● **Task goal**
Output the records in full, exactly as given.

● **Given records**
___

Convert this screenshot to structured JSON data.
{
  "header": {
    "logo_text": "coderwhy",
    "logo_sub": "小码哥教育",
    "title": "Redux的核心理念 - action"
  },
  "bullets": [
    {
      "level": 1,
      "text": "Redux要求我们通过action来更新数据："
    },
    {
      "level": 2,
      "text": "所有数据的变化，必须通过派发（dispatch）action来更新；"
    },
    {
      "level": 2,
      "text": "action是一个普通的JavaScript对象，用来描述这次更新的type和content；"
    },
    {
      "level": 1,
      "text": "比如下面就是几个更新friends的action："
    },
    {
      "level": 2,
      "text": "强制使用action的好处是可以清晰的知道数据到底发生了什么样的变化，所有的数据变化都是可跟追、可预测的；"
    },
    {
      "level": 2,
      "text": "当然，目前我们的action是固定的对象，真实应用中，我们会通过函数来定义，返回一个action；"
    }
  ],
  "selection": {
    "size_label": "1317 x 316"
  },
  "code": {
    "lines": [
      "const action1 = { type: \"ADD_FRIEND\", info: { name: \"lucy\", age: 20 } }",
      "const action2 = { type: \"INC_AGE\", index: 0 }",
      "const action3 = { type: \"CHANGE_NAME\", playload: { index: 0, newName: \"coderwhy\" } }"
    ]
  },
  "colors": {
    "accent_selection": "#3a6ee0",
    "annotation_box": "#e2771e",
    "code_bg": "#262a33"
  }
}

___

● **Response area**
Convert this screenshot to structured JSON data.
{
  "header": {
    "logo_text": "coderwhy",
    "logo_sub": "小码哥教育",
    "title": "Redux的核心理念 - action"
  },
  "bullets": [
    {
      "level": 1,
      "text": "Redux要求我们通过action来更新数据："
    },
    {
      "level": 2,
      "text": "所有数据的变化，必须通过派发（dispatch）action来更新；"
    },
    {
      "level": 2,
      "text": "action是一个普通的JavaScript对象，用来描述这次更新的type和content；"
    },
    {
      "level": 1,
      "text": "比如下面就是几个更新friends的action："
    },
    {
      "level": 2,
      "text": "强制使用action的好处是可以清晰的知道数据到底发生了什么样的变化，所有的数据变化都是可跟追、可预测的；"
    },
    {
      "level": 2,
      "text": "当然，目前我们的action是固定的对象，真实应用中，我们会通过函数来定义，返回一个action；"
    }
  ],
  "selection": {
    "size_label": "1317 x 316"
  },
  "code": {
    "lines": [
      "const action1 = { type: \"ADD_FRIEND\", info: { name: \"lucy\", age: 20 } }",
      "const action2 = { type: \"INC_AGE\", index: 0 }",
      "const action3 = { type: \"CHANGE_NAME\", playload: { index: 0, newName: \"coderwhy\" } }"
    ]
  },
  "colors": {
    "accent_selection": "#3a6ee0",
    "annotation_box": "#e2771e",
    "code_bg": "#262a33"
  }
}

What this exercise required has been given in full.